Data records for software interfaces
Start of Block
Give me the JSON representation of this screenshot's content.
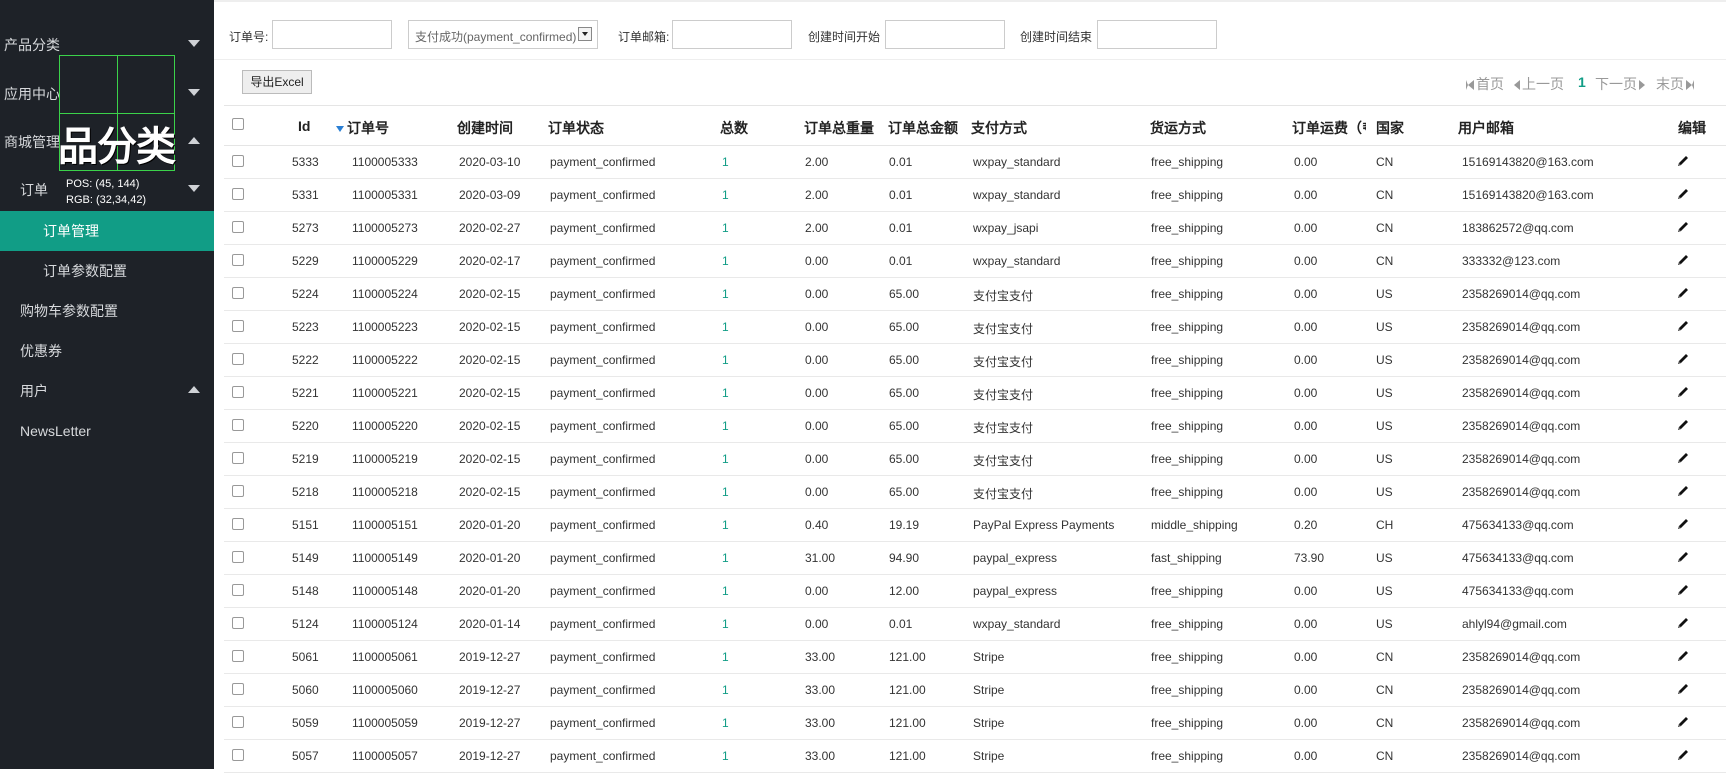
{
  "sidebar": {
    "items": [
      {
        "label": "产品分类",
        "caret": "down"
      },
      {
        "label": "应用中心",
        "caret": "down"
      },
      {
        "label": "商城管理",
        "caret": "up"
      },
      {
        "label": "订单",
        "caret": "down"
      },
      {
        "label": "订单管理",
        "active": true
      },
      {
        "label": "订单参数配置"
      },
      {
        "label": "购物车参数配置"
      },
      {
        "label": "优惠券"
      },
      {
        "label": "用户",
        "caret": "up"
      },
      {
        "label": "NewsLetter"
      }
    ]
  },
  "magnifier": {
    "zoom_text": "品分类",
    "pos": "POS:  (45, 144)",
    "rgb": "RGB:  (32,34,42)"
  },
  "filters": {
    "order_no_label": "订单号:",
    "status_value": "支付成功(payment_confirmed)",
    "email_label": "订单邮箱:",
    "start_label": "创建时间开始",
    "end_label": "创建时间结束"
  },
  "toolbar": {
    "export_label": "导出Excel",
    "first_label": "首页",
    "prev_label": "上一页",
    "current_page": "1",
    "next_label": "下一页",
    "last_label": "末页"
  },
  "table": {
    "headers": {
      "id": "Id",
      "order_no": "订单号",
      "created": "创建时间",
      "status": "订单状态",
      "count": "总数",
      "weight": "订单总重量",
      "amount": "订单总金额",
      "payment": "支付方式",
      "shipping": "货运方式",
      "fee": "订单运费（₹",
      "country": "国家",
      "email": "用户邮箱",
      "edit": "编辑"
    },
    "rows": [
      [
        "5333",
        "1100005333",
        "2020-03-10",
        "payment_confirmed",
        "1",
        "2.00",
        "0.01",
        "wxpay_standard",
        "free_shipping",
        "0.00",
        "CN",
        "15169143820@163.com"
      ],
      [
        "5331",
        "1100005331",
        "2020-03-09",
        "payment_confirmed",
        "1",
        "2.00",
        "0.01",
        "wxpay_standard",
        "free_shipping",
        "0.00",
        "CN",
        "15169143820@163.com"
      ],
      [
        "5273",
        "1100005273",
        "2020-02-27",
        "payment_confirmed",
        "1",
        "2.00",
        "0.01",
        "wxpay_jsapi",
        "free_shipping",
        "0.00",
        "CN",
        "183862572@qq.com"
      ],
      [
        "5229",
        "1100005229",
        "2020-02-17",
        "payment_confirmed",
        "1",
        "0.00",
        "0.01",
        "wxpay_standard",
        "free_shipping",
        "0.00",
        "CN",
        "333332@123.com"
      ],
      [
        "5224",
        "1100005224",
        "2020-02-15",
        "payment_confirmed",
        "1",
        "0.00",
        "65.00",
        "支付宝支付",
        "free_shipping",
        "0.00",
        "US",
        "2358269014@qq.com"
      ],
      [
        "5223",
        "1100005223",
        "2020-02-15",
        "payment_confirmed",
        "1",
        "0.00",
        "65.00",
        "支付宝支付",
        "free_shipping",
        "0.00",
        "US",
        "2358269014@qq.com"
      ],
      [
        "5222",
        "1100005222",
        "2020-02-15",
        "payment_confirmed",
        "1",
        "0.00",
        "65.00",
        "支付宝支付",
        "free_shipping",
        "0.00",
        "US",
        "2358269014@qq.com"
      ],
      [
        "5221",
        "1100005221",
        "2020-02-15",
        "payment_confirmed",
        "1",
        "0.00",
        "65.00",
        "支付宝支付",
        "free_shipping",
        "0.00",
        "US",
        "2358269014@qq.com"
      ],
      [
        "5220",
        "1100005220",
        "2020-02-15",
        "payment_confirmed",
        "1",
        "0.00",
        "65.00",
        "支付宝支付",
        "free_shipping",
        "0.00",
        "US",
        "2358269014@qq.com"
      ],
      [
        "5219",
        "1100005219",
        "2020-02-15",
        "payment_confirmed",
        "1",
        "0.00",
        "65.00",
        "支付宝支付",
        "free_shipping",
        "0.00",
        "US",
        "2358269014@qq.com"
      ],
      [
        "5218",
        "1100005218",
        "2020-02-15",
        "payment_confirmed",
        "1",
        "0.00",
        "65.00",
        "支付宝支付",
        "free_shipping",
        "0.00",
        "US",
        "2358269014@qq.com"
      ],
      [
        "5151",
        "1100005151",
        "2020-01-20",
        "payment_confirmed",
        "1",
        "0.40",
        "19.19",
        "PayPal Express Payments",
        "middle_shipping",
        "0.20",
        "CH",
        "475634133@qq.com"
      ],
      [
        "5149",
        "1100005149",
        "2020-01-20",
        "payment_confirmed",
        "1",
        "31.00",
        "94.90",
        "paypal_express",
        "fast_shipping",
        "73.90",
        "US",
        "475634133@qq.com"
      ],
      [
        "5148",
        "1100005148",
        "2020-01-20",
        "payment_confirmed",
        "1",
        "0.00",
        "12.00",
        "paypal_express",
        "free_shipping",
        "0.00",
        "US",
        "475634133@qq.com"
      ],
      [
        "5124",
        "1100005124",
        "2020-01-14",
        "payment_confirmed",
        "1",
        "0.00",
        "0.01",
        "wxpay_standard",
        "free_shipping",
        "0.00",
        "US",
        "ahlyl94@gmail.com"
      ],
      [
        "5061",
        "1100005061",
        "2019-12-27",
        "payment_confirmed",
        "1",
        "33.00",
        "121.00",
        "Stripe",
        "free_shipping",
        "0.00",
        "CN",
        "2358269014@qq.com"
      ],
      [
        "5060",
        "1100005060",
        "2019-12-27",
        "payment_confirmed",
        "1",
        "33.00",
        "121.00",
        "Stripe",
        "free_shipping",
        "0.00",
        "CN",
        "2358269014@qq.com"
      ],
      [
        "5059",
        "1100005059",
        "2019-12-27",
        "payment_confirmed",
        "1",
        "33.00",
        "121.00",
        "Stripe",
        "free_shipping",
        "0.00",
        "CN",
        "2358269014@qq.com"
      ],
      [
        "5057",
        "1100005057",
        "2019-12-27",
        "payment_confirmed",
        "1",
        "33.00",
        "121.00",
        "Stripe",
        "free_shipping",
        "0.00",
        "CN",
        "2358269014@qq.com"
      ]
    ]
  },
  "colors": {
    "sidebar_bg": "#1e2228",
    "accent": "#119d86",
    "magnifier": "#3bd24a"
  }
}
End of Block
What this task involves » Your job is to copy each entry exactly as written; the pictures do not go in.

Answer box »
Give me the JSON representation of this screenshot's content.
{
  "sidebar": {
    "items": [
      {
        "label": "产品分类",
        "caret": "down"
      },
      {
        "label": "应用中心",
        "caret": "down"
      },
      {
        "label": "商城管理",
        "caret": "up"
      },
      {
        "label": "订单",
        "caret": "down"
      },
      {
        "label": "订单管理",
        "active": true
      },
      {
        "label": "订单参数配置"
      },
      {
        "label": "购物车参数配置"
      },
      {
        "label": "优惠券"
      },
      {
        "label": "用户",
        "caret": "up"
      },
      {
        "label": "NewsLetter"
      }
    ]
  },
  "magnifier": {
    "zoom_text": "品分类",
    "pos": "POS:  (45, 144)",
    "rgb": "RGB:  (32,34,42)"
  },
  "filters": {
    "order_no_label": "订单号:",
    "status_value": "支付成功(payment_confirmed)",
    "email_label": "订单邮箱:",
    "start_label": "创建时间开始",
    "end_label": "创建时间结束"
  },
  "toolbar": {
    "export_label": "导出Excel",
    "first_label": "首页",
    "prev_label": "上一页",
    "current_page": "1",
    "next_label": "下一页",
    "last_label": "末页"
  },
  "table": {
    "headers": {
      "id": "Id",
      "order_no": "订单号",
      "created": "创建时间",
      "status": "订单状态",
      "count": "总数",
      "weight": "订单总重量",
      "amount": "订单总金额",
      "payment": "支付方式",
      "shipping": "货运方式",
      "fee": "订单运费（₹",
      "country": "国家",
      "email": "用户邮箱",
      "edit": "编辑"
    },
    "rows": [
      [
        "5333",
        "1100005333",
        "2020-03-10",
        "payment_confirmed",
        "1",
        "2.00",
        "0.01",
        "wxpay_standard",
        "free_shipping",
        "0.00",
        "CN",
        "15169143820@163.com"
      ],
      [
        "5331",
        "1100005331",
        "2020-03-09",
        "payment_confirmed",
        "1",
        "2.00",
        "0.01",
        "wxpay_standard",
        "free_shipping",
        "0.00",
        "CN",
        "15169143820@163.com"
      ],
      [
        "5273",
        "1100005273",
        "2020-02-27",
        "payment_confirmed",
        "1",
        "2.00",
        "0.01",
        "wxpay_jsapi",
        "free_shipping",
        "0.00",
        "CN",
        "183862572@qq.com"
      ],
      [
        "5229",
        "1100005229",
        "2020-02-17",
        "payment_confirmed",
        "1",
        "0.00",
        "0.01",
        "wxpay_standard",
        "free_shipping",
        "0.00",
        "CN",
        "333332@123.com"
      ],
      [
        "5224",
        "1100005224",
        "2020-02-15",
        "payment_confirmed",
        "1",
        "0.00",
        "65.00",
        "支付宝支付",
        "free_shipping",
        "0.00",
        "US",
        "2358269014@qq.com"
      ],
      [
        "5223",
        "1100005223",
        "2020-02-15",
        "payment_confirmed",
        "1",
        "0.00",
        "65.00",
        "支付宝支付",
        "free_shipping",
        "0.00",
        "US",
        "2358269014@qq.com"
      ],
      [
        "5222",
        "1100005222",
        "2020-02-15",
        "payment_confirmed",
        "1",
        "0.00",
        "65.00",
        "支付宝支付",
        "free_shipping",
        "0.00",
        "US",
        "2358269014@qq.com"
      ],
      [
        "5221",
        "1100005221",
        "2020-02-15",
        "payment_confirmed",
        "1",
        "0.00",
        "65.00",
        "支付宝支付",
        "free_shipping",
        "0.00",
        "US",
        "2358269014@qq.com"
      ],
      [
        "5220",
        "1100005220",
        "2020-02-15",
        "payment_confirmed",
        "1",
        "0.00",
        "65.00",
        "支付宝支付",
        "free_shipping",
        "0.00",
        "US",
        "2358269014@qq.com"
      ],
      [
        "5219",
        "1100005219",
        "2020-02-15",
        "payment_confirmed",
        "1",
        "0.00",
        "65.00",
        "支付宝支付",
        "free_shipping",
        "0.00",
        "US",
        "2358269014@qq.com"
      ],
      [
        "5218",
        "1100005218",
        "2020-02-15",
        "payment_confirmed",
        "1",
        "0.00",
        "65.00",
        "支付宝支付",
        "free_shipping",
        "0.00",
        "US",
        "2358269014@qq.com"
      ],
      [
        "5151",
        "1100005151",
        "2020-01-20",
        "payment_confirmed",
        "1",
        "0.40",
        "19.19",
        "PayPal Express Payments",
        "middle_shipping",
        "0.20",
        "CH",
        "475634133@qq.com"
      ],
      [
        "5149",
        "1100005149",
        "2020-01-20",
        "payment_confirmed",
        "1",
        "31.00",
        "94.90",
        "paypal_express",
        "fast_shipping",
        "73.90",
        "US",
        "475634133@qq.com"
      ],
      [
        "5148",
        "1100005148",
        "2020-01-20",
        "payment_confirmed",
        "1",
        "0.00",
        "12.00",
        "paypal_express",
        "free_shipping",
        "0.00",
        "US",
        "475634133@qq.com"
      ],
      [
        "5124",
        "1100005124",
        "2020-01-14",
        "payment_confirmed",
        "1",
        "0.00",
        "0.01",
        "wxpay_standard",
        "free_shipping",
        "0.00",
        "US",
        "ahlyl94@gmail.com"
      ],
      [
        "5061",
        "1100005061",
        "2019-12-27",
        "payment_confirmed",
        "1",
        "33.00",
        "121.00",
        "Stripe",
        "free_shipping",
        "0.00",
        "CN",
        "2358269014@qq.com"
      ],
      [
        "5060",
        "1100005060",
        "2019-12-27",
        "payment_confirmed",
        "1",
        "33.00",
        "121.00",
        "Stripe",
        "free_shipping",
        "0.00",
        "CN",
        "2358269014@qq.com"
      ],
      [
        "5059",
        "1100005059",
        "2019-12-27",
        "payment_confirmed",
        "1",
        "33.00",
        "121.00",
        "Stripe",
        "free_shipping",
        "0.00",
        "CN",
        "2358269014@qq.com"
      ],
      [
        "5057",
        "1100005057",
        "2019-12-27",
        "payment_confirmed",
        "1",
        "33.00",
        "121.00",
        "Stripe",
        "free_shipping",
        "0.00",
        "CN",
        "2358269014@qq.com"
      ]
    ]
  },
  "colors": {
    "sidebar_bg": "#1e2228",
    "accent": "#119d86",
    "magnifier": "#3bd24a"
  }
}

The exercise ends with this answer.